### [Exercise]
Within the listing that follows, state how many lines include the word "icon"; write only that number.
═════ Data supplied
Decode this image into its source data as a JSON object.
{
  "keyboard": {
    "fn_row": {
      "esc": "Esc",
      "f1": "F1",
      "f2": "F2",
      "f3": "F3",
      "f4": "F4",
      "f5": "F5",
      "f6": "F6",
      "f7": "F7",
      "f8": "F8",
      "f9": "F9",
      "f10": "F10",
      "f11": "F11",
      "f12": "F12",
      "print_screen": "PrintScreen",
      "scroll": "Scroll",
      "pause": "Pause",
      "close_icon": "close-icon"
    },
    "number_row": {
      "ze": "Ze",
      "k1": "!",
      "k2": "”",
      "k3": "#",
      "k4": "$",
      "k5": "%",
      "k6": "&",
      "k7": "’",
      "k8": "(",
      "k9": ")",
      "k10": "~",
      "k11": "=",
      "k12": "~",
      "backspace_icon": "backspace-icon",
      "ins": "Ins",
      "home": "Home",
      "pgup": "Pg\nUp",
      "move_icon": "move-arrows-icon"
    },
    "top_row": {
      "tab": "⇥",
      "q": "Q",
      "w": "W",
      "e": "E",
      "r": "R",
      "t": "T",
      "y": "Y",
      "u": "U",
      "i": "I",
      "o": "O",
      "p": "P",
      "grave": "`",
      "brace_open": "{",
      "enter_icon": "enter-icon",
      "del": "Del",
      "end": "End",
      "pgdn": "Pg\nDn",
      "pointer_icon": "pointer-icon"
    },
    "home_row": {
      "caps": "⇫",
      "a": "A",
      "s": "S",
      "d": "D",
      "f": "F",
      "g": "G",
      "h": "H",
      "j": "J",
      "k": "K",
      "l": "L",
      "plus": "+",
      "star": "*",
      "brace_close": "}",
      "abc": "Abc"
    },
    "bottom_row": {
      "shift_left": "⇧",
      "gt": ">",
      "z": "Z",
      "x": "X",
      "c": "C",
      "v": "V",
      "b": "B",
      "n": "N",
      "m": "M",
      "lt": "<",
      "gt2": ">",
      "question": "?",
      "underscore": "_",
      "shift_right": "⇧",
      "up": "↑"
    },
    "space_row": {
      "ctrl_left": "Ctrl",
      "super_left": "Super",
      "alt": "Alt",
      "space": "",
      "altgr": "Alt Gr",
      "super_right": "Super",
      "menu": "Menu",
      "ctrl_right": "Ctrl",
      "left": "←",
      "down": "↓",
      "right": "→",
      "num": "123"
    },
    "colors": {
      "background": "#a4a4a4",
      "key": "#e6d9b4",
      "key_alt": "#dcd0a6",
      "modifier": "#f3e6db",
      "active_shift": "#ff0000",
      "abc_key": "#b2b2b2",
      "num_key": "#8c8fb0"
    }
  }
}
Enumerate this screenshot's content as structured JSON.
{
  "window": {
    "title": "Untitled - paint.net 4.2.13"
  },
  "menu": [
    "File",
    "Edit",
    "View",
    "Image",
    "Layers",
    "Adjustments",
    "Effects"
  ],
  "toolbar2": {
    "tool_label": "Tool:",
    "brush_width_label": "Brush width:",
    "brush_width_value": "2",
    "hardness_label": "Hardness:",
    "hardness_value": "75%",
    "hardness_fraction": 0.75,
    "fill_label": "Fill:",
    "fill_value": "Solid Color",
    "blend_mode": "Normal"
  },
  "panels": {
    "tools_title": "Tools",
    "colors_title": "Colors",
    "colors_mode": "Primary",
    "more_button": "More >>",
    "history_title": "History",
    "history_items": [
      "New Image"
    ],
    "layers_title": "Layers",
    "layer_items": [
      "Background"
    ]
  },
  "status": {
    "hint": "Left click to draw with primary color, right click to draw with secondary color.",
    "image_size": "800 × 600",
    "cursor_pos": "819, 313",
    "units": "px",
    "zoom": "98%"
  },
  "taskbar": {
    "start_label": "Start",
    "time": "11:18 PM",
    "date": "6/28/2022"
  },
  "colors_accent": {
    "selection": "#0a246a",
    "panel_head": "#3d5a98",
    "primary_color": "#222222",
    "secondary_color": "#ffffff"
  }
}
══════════
### [Solution to the problem]
5